By Michelle Brutlag Hosick
The Division I membership will have the opportunity in January to shape the look of sand volleyball when the Legislative Council takes its first votes on measures to mold the sport.
Proposals, some modified by a working group designed to address concerns about the sport, would regulate the personnel and recruiting, financial aid, playing and practice seasons, and membership requirements for sport sponsorship.
Division II, which also adopted sand volleyball as an emerging sport, already adopted its framework for the sport.
The Sand Volleyball Working Group, created after the final adoption of the sport as an emerging sport for women and the postponement of the effective date for its addition from August 1, 2010, to August 1, 2011, included Legislative Council members and representatives of the Collegiate Commissioners Association Compliance Administrators to develop a legislative framework for the sport. The working group examined legislation already proposed by various cabinets and conferences and either supported the proposals or suggested modifications.
The Council will consider three proposals regulating personnel and recruiting:
The working group supports 2009-19-B over 2009-19-A because it addresses concerns with cost. Under 2009-19-B, institutions would not need to hire an additional coach to sponsor sand volleyball, and no advantage would be gained by institutions that sponsored both sports.
Sarah Wilhelmi, a working group member and assistant commissioner of the West Coast Conference, said cost concerns and competitive equity were a major focus of the group’s discussions.
“We wanted to offer an option that wouldn’t require a lot of resources right off the bat,” Wilhelmi said. “A lot of the discussion came from the feasibility of actually launching a program on campus in the current financial climate.”

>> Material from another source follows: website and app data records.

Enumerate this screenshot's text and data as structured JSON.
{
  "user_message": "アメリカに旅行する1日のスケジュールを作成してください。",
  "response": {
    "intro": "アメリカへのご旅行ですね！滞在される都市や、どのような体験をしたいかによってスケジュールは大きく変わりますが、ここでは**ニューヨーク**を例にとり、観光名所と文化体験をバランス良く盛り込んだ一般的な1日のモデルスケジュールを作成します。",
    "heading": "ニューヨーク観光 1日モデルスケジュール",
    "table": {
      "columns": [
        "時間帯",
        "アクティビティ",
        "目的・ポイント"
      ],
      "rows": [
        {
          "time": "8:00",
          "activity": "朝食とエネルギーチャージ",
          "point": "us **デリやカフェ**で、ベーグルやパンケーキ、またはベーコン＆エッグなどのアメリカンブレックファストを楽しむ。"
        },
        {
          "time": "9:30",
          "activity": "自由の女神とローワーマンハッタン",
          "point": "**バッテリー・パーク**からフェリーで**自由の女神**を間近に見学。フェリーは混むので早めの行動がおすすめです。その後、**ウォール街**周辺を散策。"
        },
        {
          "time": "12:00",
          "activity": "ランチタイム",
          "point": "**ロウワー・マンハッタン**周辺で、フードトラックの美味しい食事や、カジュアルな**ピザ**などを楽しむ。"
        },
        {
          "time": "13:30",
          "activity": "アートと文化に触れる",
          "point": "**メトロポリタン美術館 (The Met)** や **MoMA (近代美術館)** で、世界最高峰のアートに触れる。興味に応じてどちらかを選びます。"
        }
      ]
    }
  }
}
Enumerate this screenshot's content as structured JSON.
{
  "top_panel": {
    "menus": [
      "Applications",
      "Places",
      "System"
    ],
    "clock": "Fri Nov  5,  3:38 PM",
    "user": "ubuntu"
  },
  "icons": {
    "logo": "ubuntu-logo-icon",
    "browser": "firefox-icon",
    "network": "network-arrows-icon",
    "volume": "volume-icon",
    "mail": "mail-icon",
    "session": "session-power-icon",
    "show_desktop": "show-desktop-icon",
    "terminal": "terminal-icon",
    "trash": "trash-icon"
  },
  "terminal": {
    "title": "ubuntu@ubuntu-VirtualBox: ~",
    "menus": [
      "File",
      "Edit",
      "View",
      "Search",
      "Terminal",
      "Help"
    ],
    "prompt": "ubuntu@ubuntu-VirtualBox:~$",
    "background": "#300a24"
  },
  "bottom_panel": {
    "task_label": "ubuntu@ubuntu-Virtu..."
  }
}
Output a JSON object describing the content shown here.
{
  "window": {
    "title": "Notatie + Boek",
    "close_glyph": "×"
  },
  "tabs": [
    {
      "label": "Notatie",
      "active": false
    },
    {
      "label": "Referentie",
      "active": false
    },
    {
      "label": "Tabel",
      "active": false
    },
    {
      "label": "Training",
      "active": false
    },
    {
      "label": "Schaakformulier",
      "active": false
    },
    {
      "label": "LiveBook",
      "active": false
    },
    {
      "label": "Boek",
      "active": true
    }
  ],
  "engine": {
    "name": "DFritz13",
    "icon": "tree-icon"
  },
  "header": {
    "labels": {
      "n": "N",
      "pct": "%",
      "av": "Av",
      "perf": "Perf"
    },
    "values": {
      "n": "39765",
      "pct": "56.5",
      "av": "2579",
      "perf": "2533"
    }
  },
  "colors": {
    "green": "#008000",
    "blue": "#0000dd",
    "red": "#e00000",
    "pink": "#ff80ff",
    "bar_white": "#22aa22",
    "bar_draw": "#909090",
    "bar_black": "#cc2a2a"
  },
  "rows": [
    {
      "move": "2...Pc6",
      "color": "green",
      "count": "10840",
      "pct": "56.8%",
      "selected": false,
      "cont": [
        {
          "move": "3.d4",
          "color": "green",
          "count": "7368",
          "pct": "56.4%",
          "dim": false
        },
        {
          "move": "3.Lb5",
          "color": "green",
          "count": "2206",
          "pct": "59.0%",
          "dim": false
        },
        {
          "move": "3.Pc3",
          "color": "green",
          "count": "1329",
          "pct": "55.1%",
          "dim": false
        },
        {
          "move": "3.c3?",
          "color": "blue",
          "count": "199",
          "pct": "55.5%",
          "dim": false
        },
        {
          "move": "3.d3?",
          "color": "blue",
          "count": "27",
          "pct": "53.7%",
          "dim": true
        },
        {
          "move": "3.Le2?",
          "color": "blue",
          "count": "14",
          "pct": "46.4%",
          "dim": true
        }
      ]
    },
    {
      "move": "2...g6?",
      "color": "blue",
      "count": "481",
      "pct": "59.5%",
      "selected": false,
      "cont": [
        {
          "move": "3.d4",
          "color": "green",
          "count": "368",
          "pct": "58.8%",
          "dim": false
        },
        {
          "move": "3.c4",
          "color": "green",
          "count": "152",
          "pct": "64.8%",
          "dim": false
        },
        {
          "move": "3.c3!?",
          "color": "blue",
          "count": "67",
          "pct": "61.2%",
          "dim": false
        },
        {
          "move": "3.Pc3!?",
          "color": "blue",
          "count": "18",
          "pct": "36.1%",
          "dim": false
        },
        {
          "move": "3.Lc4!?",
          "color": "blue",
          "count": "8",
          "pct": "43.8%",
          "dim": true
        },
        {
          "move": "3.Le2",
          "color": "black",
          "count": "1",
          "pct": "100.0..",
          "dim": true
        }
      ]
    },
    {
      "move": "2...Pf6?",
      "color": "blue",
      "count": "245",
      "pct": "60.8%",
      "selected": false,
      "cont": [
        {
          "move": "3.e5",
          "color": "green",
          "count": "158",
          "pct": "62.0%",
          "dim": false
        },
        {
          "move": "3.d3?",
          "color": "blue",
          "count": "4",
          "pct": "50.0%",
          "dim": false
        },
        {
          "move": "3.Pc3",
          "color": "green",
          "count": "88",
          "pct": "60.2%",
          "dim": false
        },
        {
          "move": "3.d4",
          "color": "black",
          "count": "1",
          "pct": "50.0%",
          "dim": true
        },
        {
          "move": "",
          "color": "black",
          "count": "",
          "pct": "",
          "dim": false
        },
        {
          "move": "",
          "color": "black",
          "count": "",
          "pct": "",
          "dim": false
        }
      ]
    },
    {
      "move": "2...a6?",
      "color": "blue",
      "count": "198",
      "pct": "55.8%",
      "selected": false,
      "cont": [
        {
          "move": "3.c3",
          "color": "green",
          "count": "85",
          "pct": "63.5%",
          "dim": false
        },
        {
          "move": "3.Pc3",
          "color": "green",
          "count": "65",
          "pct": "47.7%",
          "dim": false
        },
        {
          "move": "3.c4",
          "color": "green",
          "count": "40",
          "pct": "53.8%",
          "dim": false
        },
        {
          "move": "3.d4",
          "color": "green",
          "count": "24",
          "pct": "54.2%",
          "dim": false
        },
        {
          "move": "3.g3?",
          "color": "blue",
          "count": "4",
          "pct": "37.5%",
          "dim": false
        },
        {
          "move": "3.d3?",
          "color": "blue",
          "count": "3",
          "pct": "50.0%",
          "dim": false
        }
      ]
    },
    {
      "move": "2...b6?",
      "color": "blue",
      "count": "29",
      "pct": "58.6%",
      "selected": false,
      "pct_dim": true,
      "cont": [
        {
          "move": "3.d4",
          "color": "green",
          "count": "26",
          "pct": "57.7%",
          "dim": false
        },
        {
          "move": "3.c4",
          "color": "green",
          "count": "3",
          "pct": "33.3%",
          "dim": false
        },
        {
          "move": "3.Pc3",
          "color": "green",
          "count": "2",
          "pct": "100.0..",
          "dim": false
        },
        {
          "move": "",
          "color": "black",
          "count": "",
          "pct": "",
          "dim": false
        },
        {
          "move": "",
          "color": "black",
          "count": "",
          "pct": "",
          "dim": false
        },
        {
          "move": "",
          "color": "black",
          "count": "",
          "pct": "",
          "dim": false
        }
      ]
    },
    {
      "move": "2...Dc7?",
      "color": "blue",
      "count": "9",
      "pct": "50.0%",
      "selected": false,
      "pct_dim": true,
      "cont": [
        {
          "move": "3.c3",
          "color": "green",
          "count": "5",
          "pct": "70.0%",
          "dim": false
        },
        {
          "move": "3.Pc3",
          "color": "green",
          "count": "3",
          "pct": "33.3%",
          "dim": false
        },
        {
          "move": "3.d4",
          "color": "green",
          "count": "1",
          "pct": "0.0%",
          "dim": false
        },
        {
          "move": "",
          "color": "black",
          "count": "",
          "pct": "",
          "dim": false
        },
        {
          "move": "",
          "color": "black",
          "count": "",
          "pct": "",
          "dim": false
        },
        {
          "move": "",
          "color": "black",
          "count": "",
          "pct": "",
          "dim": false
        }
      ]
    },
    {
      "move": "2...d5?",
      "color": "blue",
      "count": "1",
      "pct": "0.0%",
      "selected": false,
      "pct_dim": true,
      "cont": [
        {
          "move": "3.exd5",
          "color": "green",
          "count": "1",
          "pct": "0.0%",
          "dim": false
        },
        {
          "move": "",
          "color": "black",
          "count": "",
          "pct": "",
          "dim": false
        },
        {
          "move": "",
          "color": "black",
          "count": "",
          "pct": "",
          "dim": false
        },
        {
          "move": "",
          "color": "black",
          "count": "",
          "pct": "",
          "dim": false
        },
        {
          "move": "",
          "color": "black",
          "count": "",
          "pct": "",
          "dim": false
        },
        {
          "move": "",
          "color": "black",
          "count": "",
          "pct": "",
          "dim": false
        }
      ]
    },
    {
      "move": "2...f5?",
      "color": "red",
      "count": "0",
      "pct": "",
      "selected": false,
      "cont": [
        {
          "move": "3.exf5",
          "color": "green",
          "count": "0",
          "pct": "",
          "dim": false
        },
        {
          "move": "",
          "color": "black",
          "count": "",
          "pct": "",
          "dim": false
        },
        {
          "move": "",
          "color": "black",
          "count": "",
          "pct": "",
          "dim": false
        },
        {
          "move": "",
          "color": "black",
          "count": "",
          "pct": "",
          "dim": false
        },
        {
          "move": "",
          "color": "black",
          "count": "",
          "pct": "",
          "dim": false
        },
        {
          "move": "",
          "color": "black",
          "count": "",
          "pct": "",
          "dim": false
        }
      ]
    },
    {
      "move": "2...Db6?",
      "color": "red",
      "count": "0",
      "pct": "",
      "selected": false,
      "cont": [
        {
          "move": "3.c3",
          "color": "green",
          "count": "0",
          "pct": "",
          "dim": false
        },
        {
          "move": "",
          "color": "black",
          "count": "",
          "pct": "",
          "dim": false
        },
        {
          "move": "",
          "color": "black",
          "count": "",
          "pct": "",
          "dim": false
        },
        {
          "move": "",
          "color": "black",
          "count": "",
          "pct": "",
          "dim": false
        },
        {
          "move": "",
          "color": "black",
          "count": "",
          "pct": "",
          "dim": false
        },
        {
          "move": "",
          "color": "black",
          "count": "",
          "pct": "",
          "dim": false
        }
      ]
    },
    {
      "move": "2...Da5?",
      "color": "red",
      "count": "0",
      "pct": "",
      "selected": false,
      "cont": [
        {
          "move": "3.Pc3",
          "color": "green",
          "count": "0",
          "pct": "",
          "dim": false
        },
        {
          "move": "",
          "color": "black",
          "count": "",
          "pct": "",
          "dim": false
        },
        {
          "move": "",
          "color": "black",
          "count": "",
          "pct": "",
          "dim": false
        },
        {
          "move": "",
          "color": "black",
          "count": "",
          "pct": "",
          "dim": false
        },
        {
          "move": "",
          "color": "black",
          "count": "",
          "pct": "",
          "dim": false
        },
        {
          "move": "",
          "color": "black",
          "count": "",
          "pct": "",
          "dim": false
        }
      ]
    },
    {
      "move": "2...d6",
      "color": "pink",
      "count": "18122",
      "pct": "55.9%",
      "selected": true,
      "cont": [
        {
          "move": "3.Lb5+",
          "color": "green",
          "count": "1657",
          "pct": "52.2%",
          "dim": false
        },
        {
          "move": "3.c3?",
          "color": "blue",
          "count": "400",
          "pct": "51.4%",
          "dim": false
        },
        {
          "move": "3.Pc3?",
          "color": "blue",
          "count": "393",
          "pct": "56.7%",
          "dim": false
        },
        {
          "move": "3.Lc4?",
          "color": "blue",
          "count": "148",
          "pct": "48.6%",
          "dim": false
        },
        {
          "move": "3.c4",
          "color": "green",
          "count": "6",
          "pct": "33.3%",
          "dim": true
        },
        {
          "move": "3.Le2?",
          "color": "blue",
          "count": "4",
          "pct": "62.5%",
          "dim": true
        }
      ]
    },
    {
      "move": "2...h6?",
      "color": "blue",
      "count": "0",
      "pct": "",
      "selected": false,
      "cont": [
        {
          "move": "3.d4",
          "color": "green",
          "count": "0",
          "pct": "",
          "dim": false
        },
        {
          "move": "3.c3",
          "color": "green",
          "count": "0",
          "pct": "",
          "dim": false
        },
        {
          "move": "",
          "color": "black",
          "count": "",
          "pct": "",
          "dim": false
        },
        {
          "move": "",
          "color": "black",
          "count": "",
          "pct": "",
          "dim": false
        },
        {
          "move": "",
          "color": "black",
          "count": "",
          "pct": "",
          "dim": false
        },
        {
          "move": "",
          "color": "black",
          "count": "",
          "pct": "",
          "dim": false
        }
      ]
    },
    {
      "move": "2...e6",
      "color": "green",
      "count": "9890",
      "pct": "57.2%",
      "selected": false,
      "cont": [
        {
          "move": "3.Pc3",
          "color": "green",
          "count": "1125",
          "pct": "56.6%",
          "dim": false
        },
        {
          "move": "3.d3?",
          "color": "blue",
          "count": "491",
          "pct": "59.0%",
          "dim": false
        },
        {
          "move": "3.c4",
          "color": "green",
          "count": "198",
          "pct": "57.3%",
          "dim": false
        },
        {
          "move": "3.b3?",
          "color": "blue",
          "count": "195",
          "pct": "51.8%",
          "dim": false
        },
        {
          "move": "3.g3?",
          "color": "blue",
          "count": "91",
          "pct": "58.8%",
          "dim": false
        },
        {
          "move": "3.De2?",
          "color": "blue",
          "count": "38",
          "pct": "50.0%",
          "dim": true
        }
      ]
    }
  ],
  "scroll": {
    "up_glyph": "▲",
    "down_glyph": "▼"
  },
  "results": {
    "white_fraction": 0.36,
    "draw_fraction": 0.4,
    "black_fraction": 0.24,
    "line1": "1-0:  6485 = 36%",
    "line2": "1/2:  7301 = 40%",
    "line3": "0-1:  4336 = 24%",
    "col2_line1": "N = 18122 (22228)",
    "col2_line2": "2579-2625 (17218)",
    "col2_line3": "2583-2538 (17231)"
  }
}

The group also supported 2009-39 as modified, believing that an additional, different volleyball recruiting calendar isn’t necessary yet, and that the additional days for institutions that sponsor both sports will not be a recruiting advantage and may assist in the growth of sand volleyball by spurring the creation of additional sand events to correspond with the 20 additional sand-specific evaluation days.
The Council will also consider 2009-70-A and 2009-70-B to establish the financial aid structure for sand volleyball. Both proposals would create the following phased-in approach for financial aid equivalencies and counters for schools that sponsor both the women’s indoor and women’s sand games:
Schools that sponsor only sand volleyball would be limited to eight equivalencies and 14 counters. Where the two proposals differ is an added provision in 2009-70-A, which would require sand volleyball student-athletes who participate only in the sand game during their freshman year but who later participate in women’s volleyball during their second year of enrollment to be retroactive counters in women’s volleyball during the freshman year.
The modification was recommended by the working group as a way to keep coaches of elite programs from stockpiling talent. T.J. Meagher, an associate athletics director at Houston and a member of the American Volleyball Coaches Association board, served on the working group as well. Meagher said the provision was modeled after a National Letter of Intent regulation that prevents schools from securing an early commitment from football players by signing them to the track team.
“It started out as an idea to protect the indoor game,” Meagher said. “We couldn’t do it in the same way as the NLI, so we figured out a way to protect the indoor game and prevent schools from creating a sand team that’s really a training program for their indoor program.”
Wilhelmi said the provision would prevent a dilution of the sport.
“If you’re going to put resources into launching a sand program, you need to be sure the student-athletes are dedicated to that sport,” she said.
The Council will also consider 2009-83, sponsored by the Sun Belt Conference, which requires schools that sponsor sand volleyball to play at least eight contests and limits the number of total dates of competition to 16. No more than two dates of competition can be in the nonchampionship segment. The proposal also limits the championship season to eight weeks plus the following weekend, beginning on the first Thursday in March.
The original proposal allowed 18 dates of competition, and the working group recommended a reduction to minimize missed class time and provide flexibility in scheduling between the nonchampionship and championship segments.
Wilhelmi said the reduction in contests was the result of a “good compromise.”
“We wanted to make sure it wasn’t too aggressive,” she said. “We were trying to have consideration for the coaches and student-athletes that might be multi-sport. We wanted to sustain a season for these programs but add some flexibility in how it’s structured.”
Division II adopted a structure that allows a maximum of 16 dates of competition in the championship segment and four during the nonchampionship segment.
Both Wilhelmi and Meagher supported the working group effort and praised the concept of bringing together various stakeholders to focus on the issue.
“It was a very intelligent approach to solving a diversified and complex problem,” Meagher said.
The Legislative Council will cast its first votes on all of the proposals at the 2011 NCAA Convention in January. The Council will have the opportunity to adopt or defeat the measures, or send them for membership comment. If the legislative framework for the sport is not finalized in January, the Council meets again to cast final votes in April.
Read moreabout how sand volleyball became an emerging sport.